RECORDS SHOWN:

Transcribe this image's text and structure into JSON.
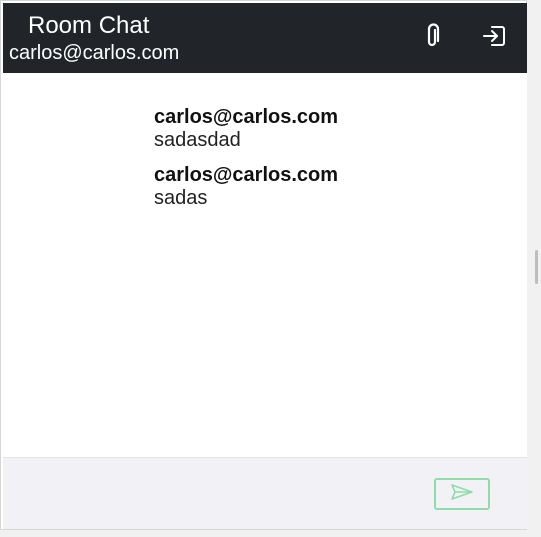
{
  "header": {
    "title": "Room Chat",
    "user_email": "carlos@carlos.com",
    "attach_icon": "paperclip-icon",
    "logout_icon": "sign-out-icon"
  },
  "messages": [
    {
      "author": "carlos@carlos.com",
      "text": "sadasdad"
    },
    {
      "author": "carlos@carlos.com",
      "text": "sadas"
    }
  ],
  "composer": {
    "input_value": "",
    "placeholder": "",
    "send_icon": "send-icon"
  },
  "colors": {
    "header_bg": "#212529",
    "send_border": "#8fdca9",
    "composer_bg": "#f2f2f6"
  }
}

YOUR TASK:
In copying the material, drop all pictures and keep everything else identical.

ANSWER TO THE PROBLEM:
Transcribe this image's text and structure into JSON.
{
  "header": {
    "title": "Room Chat",
    "user_email": "carlos@carlos.com",
    "attach_icon": "paperclip-icon",
    "logout_icon": "sign-out-icon"
  },
  "messages": [
    {
      "author": "carlos@carlos.com",
      "text": "sadasdad"
    },
    {
      "author": "carlos@carlos.com",
      "text": "sadas"
    }
  ],
  "composer": {
    "input_value": "",
    "placeholder": "",
    "send_icon": "send-icon"
  },
  "colors": {
    "header_bg": "#212529",
    "send_border": "#8fdca9",
    "composer_bg": "#f2f2f6"
  }
}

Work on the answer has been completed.